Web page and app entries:
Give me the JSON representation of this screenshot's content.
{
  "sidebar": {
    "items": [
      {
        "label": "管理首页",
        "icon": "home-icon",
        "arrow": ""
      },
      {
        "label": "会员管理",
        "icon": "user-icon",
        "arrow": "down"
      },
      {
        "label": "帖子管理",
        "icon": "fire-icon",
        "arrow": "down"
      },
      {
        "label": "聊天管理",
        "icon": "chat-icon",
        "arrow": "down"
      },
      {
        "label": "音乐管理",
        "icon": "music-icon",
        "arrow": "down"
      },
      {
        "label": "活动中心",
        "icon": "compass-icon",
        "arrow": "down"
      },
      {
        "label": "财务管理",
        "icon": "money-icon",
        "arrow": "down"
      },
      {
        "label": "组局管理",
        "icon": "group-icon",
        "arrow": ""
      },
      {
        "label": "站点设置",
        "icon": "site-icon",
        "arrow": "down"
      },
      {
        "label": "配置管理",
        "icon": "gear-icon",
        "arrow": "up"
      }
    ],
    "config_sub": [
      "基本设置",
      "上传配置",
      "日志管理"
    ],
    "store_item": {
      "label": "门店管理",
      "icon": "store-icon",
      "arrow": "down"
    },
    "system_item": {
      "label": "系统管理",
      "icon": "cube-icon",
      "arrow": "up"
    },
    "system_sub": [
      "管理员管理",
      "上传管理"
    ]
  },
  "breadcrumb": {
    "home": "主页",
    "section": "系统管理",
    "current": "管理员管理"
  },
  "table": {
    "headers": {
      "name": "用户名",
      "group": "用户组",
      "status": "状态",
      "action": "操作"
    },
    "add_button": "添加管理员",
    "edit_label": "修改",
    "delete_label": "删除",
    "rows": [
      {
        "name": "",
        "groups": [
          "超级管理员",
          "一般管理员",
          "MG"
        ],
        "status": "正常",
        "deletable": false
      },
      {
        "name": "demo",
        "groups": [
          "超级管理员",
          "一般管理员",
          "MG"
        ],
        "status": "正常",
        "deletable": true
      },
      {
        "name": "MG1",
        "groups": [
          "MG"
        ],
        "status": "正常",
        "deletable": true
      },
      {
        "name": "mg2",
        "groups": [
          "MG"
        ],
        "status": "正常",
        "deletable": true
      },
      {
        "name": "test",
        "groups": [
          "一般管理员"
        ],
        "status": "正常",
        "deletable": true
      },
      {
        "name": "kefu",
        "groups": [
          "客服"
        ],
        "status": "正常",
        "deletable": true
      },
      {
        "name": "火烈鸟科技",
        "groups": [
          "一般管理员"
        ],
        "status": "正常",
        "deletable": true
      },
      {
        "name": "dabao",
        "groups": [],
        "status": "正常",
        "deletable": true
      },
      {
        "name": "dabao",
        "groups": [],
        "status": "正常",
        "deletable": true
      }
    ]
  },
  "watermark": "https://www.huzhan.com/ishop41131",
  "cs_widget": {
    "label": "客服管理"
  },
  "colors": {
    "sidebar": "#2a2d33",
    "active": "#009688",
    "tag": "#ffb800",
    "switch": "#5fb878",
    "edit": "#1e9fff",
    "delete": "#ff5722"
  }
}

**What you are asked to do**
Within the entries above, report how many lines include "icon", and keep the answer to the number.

**Solution to the problem**
12